Meet the artist, Alida Rosie Sayer
Not only is this designer experimenting across the gamut with creating a very tactile approach to typography, but she has carefully cut out each of the numerous layers to also enhance the overall experience of interacting with her artwork. This is so you can touch it, watch it move, distort, undulate, manipulate – right before your eyes. It really is quite genius how well this whole series turned out.
This was just one piece of the whole series I chose to feature – mainly because I loved seeing the movement and distortion in the typographic forms I’m so used to using every day – in my own graphic design work. Only, this piece specifically was made using a ton of suspended layers of hand-cut letterpress prints onto cartridge paper. You got that right… every piece was cut out and constructed by hand.
In my world, I work on a computer, producing work digitally for my clients. There’s no time to experiment outside of that realm. Time is of the essence, and in our industry and in a lot of places, it’s not really about the ideas you can produce, but rather the ideas you can produce in the time that’s been allotted that determines the creative conceit. I get so excited and inspired to take a peek and find an artist like Alida – just to marvel at great design ideas that have absolutely NOTHING to do with a computer or a deadline. THAT is where good ideas originate. Nicely done, Alida!

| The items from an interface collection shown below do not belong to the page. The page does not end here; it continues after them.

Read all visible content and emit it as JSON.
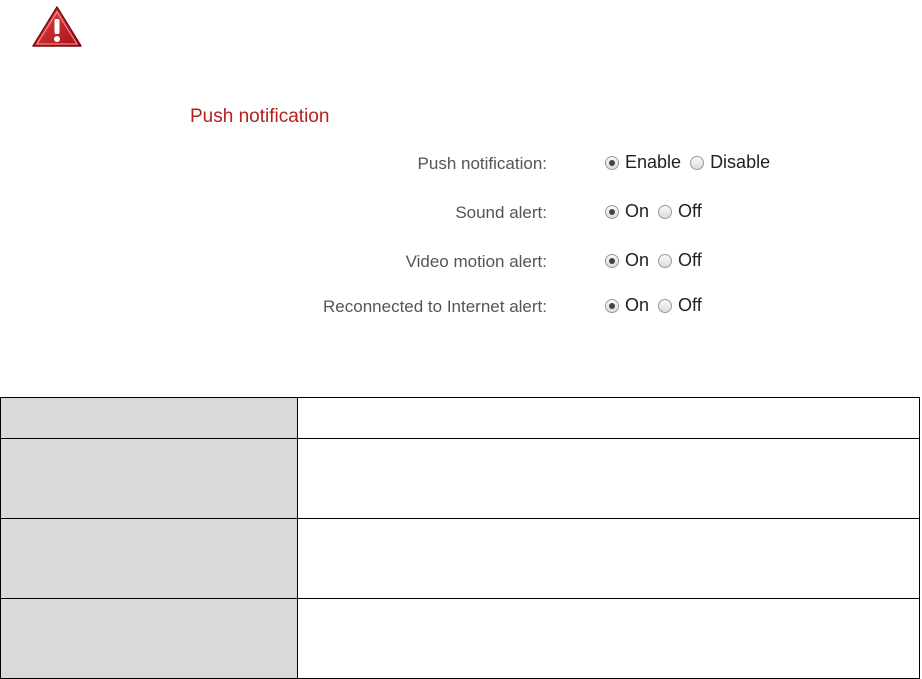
{
  "section_title": "Push notification",
  "settings": [
    {
      "label": "Push notification:",
      "options": [
        {
          "text": "Enable",
          "checked": true
        },
        {
          "text": "Disable",
          "checked": false
        }
      ]
    },
    {
      "label": "Sound alert:",
      "options": [
        {
          "text": "On",
          "checked": true
        },
        {
          "text": "Off",
          "checked": false
        }
      ]
    },
    {
      "label": "Video motion alert:",
      "options": [
        {
          "text": "On",
          "checked": true
        },
        {
          "text": "Off",
          "checked": false
        }
      ]
    },
    {
      "label": "Reconnected to Internet alert:",
      "options": [
        {
          "text": "On",
          "checked": true
        },
        {
          "text": "Off",
          "checked": false
        }
      ]
    }
  ],
  "table": {
    "rows": [
      {
        "key": "",
        "value": ""
      },
      {
        "key": "",
        "value": ""
      },
      {
        "key": "",
        "value": ""
      },
      {
        "key": "",
        "value": ""
      }
    ]
  },
  "icons": {
    "warning": "warning-triangle-icon"
  },
  "colors": {
    "title": "#b3211f",
    "warning_red": "#c8181d",
    "table_key_bg": "#d9d9d9"
  }
}
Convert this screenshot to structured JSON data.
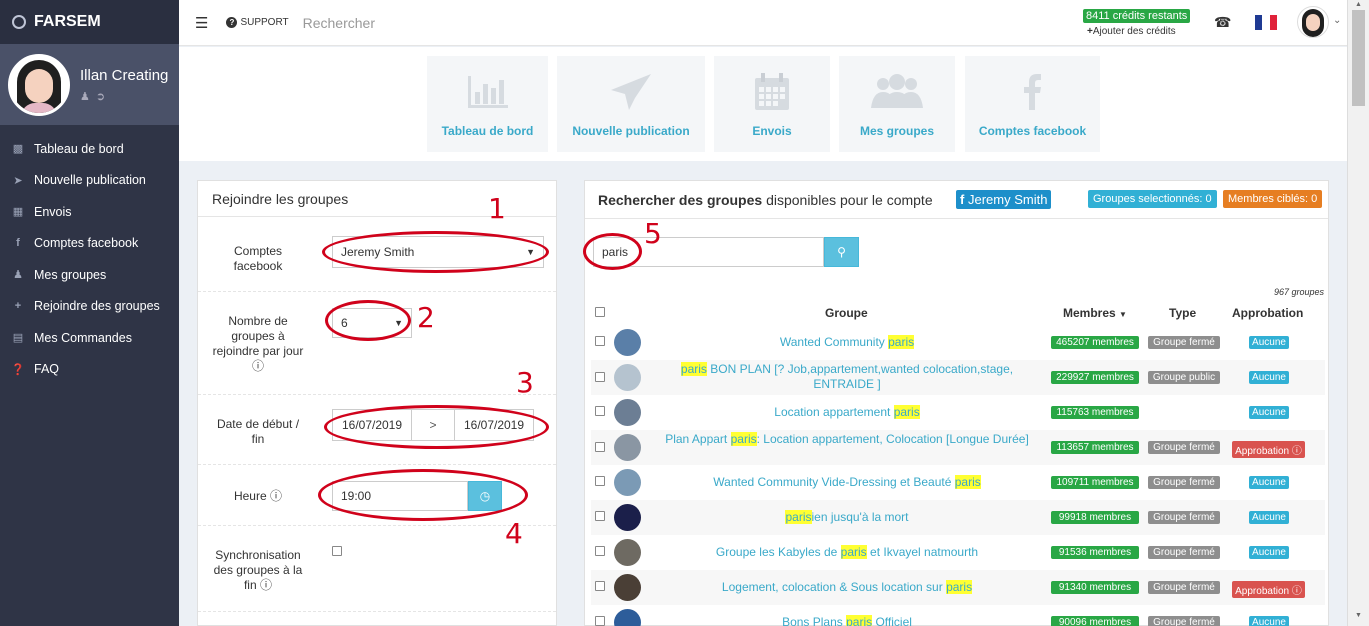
{
  "brand": {
    "name": "FARSEM"
  },
  "user": {
    "name": "Illan Creating"
  },
  "nav": [
    {
      "label": "Tableau de bord",
      "icon": "bar-chart-icon"
    },
    {
      "label": "Nouvelle publication",
      "icon": "paper-plane-icon"
    },
    {
      "label": "Envois",
      "icon": "calendar-icon"
    },
    {
      "label": "Comptes facebook",
      "icon": "facebook-icon"
    },
    {
      "label": "Mes groupes",
      "icon": "users-icon"
    },
    {
      "label": "Rejoindre des groupes",
      "icon": "plus-icon"
    },
    {
      "label": "Mes Commandes",
      "icon": "list-icon"
    },
    {
      "label": "FAQ",
      "icon": "question-icon"
    }
  ],
  "topbar": {
    "support": "SUPPORT",
    "search_placeholder": "Rechercher",
    "credits": "8411 crédits restants",
    "add_credits": "Ajouter des crédits"
  },
  "tiles": [
    {
      "label": "Tableau de bord"
    },
    {
      "label": "Nouvelle publication"
    },
    {
      "label": "Envois"
    },
    {
      "label": "Mes groupes"
    },
    {
      "label": "Comptes facebook"
    }
  ],
  "join_panel": {
    "title": "Rejoindre les groupes",
    "account_label": "Comptes facebook",
    "account_value": "Jeremy Smith",
    "per_day_label": "Nombre de groupes à rejoindre par jour",
    "per_day_value": "6",
    "dates_label": "Date de début / fin",
    "date_start": "16/07/2019",
    "date_end": "16/07/2019",
    "date_sep": ">",
    "time_label": "Heure",
    "time_value": "19:00",
    "sync_label": "Synchronisation des groupes à la fin"
  },
  "annotations": [
    "1",
    "2",
    "3",
    "4",
    "5"
  ],
  "search_panel": {
    "title_bold": "Rechercher des groupes",
    "title_rest": "disponibles pour le compte",
    "account_badge": "Jeremy Smith",
    "selected_badge": "Groupes selectionnés: 0",
    "targeted_badge": "Membres ciblés: 0",
    "query": "paris",
    "count": "967 groupes",
    "columns": {
      "group": "Groupe",
      "members": "Membres",
      "type": "Type",
      "approval": "Approbation"
    },
    "rows": [
      {
        "pre": "Wanted Community ",
        "hl": "paris",
        "post": "",
        "members": "465207 membres",
        "type": "Groupe fermé",
        "approval": "Aucune",
        "thumb": "#5a7fa8"
      },
      {
        "pre": "",
        "hl": "paris",
        "post": " BON PLAN [? Job,appartement,wanted colocation,stage, ENTRAIDE ]",
        "members": "229927 membres",
        "type": "Groupe public",
        "approval": "Aucune",
        "thumb": "#b5c3cf"
      },
      {
        "pre": "Location appartement ",
        "hl": "paris",
        "post": "",
        "members": "115763 membres",
        "type": "",
        "approval": "Aucune",
        "thumb": "#6c7e94"
      },
      {
        "pre": "Plan Appart ",
        "hl": "paris",
        "post": ": Location appartement, Colocation [Longue Durée]",
        "members": "113657 membres",
        "type": "Groupe fermé",
        "approval": "Approbation",
        "thumb": "#8a96a3"
      },
      {
        "pre": "Wanted Community Vide-Dressing et Beauté ",
        "hl": "paris",
        "post": "",
        "members": "109711 membres",
        "type": "Groupe fermé",
        "approval": "Aucune",
        "thumb": "#7b9ab5"
      },
      {
        "pre": "",
        "hl": "paris",
        "post": "ien jusqu'à la mort",
        "members": "99918 membres",
        "type": "Groupe fermé",
        "approval": "Aucune",
        "thumb": "#1b1f4a"
      },
      {
        "pre": "Groupe les Kabyles de ",
        "hl": "paris",
        "post": " et Ikvayel natmourth",
        "members": "91536 membres",
        "type": "Groupe fermé",
        "approval": "Aucune",
        "thumb": "#6e6a62"
      },
      {
        "pre": "Logement, colocation & Sous location sur ",
        "hl": "paris",
        "post": "",
        "members": "91340 membres",
        "type": "Groupe fermé",
        "approval": "Approbation",
        "thumb": "#4a3f36"
      },
      {
        "pre": "Bons Plans ",
        "hl": "paris",
        "post": " Officiel",
        "members": "90096 membres",
        "type": "Groupe fermé",
        "approval": "Aucune",
        "thumb": "#2d5d9a"
      }
    ]
  },
  "colors": {
    "sidebar": "#2f3446",
    "accent": "#3aa9c9",
    "annotation": "#d0021b"
  }
}
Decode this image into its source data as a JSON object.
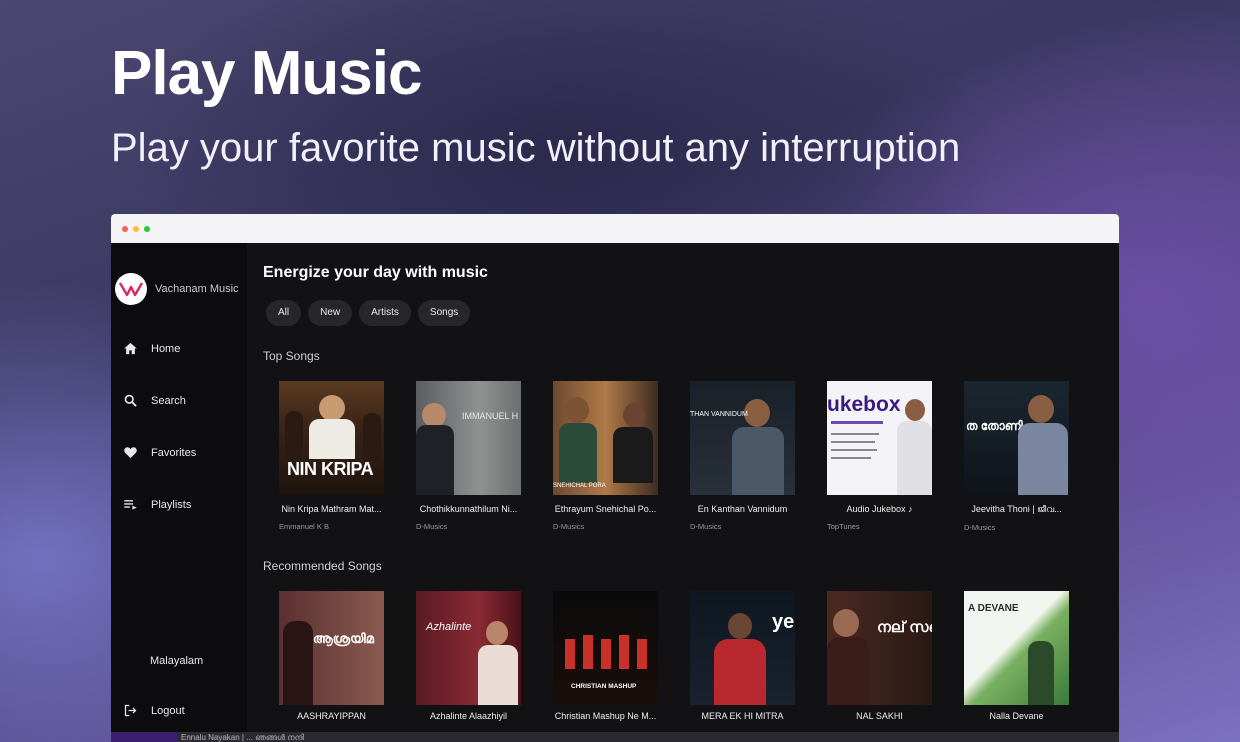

Based in London, Alida Rosie Sayer has crossed the fields of all types of design including: graphic design, 3D design & animation, sculptural installation and illustration using both hand-crafted and digital processes. This series was made using many suspended layers of hand-cut letterpress prints onto cartridge paper. Sayer creates three-dimensional typographic forms in this series entitled There is no why using quotes from Kurt Vonnegut’s Slaughterhouse Five. The short film featured above was made at Marsden Woo Gallery, London, July 2010.